If I had no idea that Cahalen Morrison & Eli West were from Seattle, I would know anywhere. Their beautiful and skilled songs have a true sense of place that evokes the Pacific Northwest – that despite its big cities, is really a region of mountains and rivers, the ocean and forests. They have an air of the outdoors that travels along with their music. Hear for yourself when Folk Alley presents a First Listen beginning Jan. 28 of the band’s most-recent recent release, I’ll Swing My Hammer With Both My Hands.
Rosanne Cash‘s new CD, The River & the Thread, is also tied to a geographic location. The songs, written by Cash and collaborator/husband John Leventhal, were inspired by the South (contemporary and historical). Even though she now lives in California, Cash has an especially emotional relationship to Memphis, where she was born, and her father’s home state of Arkansas. Rosanne has a very active life in social media – follow her on Twitter @rosannecash (and while you’re at it, follow @FolkAlley).
A longtime songwriter stepping back into the spotlight, Irene Kelley returns with her third solo album, Pennsylvania Coal. Kelley’s breakout as a songwriter came at age 19 when she felt the need to sing the glories of her home state in "Pennsylvania Is My Home," which also produced a PBS documentary. When her first solo album went unreleased in the ’80s, she turned to writing successful songs for some of the most-popular bluegrass and country stars in the business – including Ricky Skaggs, Loretta Lynn, Rhonda Vincent, Trisha Yearwood and Alan Jackson. The new CD goes back to her roots to tell heartfelt stories of life in coal country.
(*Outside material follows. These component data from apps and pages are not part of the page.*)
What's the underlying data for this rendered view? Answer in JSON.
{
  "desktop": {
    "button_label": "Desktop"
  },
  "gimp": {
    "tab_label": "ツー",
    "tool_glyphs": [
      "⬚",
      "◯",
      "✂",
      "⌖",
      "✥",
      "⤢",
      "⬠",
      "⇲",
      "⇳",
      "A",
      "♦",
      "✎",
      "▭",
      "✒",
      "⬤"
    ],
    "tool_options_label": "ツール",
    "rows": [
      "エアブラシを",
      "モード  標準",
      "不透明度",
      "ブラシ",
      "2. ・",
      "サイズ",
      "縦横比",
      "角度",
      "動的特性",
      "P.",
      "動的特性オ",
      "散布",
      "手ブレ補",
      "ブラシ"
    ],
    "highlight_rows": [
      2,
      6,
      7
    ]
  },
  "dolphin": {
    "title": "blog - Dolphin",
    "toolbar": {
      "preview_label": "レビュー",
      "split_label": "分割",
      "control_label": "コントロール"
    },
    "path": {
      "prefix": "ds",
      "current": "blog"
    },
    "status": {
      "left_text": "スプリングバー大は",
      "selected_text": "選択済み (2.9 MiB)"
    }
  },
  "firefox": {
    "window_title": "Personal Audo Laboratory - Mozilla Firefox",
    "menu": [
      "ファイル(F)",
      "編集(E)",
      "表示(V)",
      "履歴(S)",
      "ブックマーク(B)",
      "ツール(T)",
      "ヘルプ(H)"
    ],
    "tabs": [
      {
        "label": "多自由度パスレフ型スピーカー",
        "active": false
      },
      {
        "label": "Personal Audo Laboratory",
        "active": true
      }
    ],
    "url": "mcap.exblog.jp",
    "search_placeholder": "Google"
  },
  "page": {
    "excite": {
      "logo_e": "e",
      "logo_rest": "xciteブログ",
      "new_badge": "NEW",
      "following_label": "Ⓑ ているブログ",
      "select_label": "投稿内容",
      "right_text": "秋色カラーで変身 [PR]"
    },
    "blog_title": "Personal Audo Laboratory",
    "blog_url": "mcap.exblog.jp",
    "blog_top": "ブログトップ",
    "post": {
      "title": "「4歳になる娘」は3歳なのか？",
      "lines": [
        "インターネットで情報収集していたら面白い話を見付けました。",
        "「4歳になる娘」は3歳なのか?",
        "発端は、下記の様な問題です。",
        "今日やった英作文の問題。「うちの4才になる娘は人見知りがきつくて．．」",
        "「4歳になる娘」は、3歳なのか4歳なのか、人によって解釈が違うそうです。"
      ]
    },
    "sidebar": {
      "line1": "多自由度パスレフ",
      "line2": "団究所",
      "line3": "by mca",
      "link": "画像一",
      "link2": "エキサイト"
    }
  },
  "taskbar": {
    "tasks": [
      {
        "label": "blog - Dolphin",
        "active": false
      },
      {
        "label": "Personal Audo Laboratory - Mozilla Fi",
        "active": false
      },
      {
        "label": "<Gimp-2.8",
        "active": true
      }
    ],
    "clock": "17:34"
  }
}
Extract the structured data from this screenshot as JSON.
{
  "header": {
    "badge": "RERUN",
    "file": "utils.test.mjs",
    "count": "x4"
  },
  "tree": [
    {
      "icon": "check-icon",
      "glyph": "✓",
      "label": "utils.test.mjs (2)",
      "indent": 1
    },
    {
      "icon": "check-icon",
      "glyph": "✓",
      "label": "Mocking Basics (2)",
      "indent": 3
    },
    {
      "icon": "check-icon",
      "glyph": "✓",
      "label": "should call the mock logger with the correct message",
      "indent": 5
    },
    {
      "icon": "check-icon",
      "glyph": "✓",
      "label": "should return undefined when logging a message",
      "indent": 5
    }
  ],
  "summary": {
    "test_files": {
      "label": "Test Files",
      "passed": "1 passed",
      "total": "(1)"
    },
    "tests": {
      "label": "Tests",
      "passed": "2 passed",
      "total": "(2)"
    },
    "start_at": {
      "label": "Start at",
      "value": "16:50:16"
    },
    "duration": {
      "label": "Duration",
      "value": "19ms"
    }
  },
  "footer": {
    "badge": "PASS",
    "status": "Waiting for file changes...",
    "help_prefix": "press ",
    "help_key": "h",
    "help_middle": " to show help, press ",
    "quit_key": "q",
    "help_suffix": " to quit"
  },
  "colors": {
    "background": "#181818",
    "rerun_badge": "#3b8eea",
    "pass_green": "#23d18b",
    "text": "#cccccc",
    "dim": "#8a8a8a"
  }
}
Parker Millsap adds to Oklahoma’s reputation as being home to great musicians. John Fullbright and Samantha Crain are recent adds to a list that dates back to Woody Guthrie and Gene Autry (among others, Blake Shelton, Reba McEntire, Carrie Underwood and Vince Gill are also on the list). Parker’s gritty approach to singing and songwriting belies his age. Still in his early 20s, his music sounds like it has already lived a long, hard life. Check in with Parker at the start of what should be a promising career on his debut eponymous CD.
Other new music to hunker down with: